In order to infer the parameters, maximum likelihood estimators (MLE) can be used due to the asymptotic properties. However, MLE is generally not in closedform expression and is consequently time consuming. An alternative procedure, called inference for margins estimators (IFM), has been proposed in (Xu 1996, Joe 1997, 2005). In the IFM procedure, parameters of the marginals are estimated separately and simultaneously and plugin to obtain finally the copula parameter. Although, IFMMLE can still be timeconsuming for this reason in order to estimate the copula parameter, fast and asymptotically efficient OSCFE are used to estimate the parameters of the marginals and plugin to estimate the copula parameter with the IFM method.
Sophia Yazzourh  IMT, Université Paul Sabatier  Mardi 18/06 à 13h50

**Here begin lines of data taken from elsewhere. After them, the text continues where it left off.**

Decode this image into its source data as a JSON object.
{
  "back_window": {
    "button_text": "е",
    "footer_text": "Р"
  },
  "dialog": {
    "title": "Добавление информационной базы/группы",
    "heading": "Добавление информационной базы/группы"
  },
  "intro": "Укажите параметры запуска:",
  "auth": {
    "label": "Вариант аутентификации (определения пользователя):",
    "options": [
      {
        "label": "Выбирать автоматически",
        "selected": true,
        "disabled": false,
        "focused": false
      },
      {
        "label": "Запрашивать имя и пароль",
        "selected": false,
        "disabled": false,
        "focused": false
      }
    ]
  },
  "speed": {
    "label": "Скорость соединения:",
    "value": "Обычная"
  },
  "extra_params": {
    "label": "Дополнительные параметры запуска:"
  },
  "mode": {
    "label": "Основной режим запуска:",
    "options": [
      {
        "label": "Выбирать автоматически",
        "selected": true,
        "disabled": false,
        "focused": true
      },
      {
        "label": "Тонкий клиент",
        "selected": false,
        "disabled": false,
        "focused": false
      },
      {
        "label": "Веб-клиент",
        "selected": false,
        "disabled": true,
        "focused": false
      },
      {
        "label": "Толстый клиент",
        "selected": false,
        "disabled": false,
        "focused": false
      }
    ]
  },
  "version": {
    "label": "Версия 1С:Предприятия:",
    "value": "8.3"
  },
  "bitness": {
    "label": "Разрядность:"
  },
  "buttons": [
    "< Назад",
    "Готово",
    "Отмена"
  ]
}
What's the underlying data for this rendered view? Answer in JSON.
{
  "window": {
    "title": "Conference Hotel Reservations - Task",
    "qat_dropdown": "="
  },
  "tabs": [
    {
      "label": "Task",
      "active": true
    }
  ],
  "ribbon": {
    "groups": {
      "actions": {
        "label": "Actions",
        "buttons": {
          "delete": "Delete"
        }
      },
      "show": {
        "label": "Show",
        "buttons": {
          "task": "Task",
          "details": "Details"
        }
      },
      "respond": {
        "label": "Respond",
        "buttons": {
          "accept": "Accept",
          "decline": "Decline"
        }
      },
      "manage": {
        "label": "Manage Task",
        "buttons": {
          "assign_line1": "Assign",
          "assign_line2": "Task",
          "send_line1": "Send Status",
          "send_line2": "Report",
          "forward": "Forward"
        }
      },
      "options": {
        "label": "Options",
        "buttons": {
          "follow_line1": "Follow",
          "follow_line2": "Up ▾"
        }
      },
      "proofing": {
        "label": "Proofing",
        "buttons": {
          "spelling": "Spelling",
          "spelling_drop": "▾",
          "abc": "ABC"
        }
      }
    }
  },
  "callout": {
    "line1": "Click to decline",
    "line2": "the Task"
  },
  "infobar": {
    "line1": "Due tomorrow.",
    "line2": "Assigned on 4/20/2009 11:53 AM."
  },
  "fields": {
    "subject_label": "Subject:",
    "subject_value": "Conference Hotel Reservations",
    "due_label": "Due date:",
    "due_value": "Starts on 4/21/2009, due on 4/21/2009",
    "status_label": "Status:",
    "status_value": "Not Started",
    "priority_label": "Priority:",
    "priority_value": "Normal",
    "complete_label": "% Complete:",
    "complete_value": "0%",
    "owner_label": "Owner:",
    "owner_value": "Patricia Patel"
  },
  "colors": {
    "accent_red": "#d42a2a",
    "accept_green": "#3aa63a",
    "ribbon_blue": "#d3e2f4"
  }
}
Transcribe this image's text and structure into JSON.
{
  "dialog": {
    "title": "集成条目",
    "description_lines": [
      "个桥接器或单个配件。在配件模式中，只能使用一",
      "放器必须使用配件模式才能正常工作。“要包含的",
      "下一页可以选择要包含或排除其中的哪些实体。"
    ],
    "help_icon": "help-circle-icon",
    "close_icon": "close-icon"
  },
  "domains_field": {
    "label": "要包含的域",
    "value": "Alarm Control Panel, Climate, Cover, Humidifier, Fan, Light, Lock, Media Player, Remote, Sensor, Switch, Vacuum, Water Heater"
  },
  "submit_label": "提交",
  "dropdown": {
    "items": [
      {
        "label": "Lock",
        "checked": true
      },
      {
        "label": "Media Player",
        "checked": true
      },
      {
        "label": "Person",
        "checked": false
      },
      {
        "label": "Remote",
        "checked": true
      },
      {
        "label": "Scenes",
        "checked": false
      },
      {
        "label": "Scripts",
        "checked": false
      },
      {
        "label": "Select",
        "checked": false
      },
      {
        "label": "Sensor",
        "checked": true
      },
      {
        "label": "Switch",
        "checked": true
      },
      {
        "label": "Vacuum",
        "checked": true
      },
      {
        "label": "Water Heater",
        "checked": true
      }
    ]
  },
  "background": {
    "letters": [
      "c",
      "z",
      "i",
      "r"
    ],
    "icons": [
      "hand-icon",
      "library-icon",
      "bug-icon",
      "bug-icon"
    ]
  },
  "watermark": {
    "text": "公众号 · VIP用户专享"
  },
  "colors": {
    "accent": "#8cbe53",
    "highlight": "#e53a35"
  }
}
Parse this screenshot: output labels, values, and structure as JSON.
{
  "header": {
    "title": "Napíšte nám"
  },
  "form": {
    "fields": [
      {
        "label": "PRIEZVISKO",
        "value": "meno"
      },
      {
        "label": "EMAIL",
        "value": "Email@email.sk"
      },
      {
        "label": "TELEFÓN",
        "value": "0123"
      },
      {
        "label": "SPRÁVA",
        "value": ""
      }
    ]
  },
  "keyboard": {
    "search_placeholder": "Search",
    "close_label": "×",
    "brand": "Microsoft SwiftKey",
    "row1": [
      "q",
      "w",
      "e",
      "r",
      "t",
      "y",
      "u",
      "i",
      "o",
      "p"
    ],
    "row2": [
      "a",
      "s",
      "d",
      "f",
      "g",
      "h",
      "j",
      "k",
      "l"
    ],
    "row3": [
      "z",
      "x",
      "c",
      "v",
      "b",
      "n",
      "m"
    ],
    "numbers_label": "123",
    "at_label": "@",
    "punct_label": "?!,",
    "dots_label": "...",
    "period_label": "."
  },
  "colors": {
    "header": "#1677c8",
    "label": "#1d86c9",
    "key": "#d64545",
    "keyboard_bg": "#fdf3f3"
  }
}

Bayesian Outcome Weighted LearningL'un des objectifs principaux de la médecine de précision statistique est d'apprendre des règles de traitement individualisées optimales ou "Individualized Treatment Rules" (ITRs). La méthode "Outcome Weighted Learning" (OWL) propose pour la première fois, une approche basée sur la classification, ou l'apprentissage automatique, pour estimer les ITRs. Elle reformule le problème d'apprentissage des ITR optimales en un problème de classification pondérée, qui peut être résolu en utilisant des méthodes d'apprentissage automatique, telles que les machines à vecteurs de support. Dans cet article, nous introduisons une formulation bayésienne de l'OWL. En partant de la fonction objective de l'OWL, nous générons une pseudovraisemblance qui peut être exprimée comme un mélange d'échelles de distributions normales. Un algorithme de Gibbs sampling est développé pour échantillonner la distribution postérieure des paramètres. En plus de fournir une stratégie pour apprendre une ITR optimale, l'OWL bayésien offre (1) une approche méthodique pour la génération de règles de décision apprises sur données dispersées et (2) une approche probabiliste naturelle pour estimer l'incertitude des recommandations de traitement ITR ellesmêmes. Nous démontrons la performance de notre méthode à travers plusieurs études de simulation.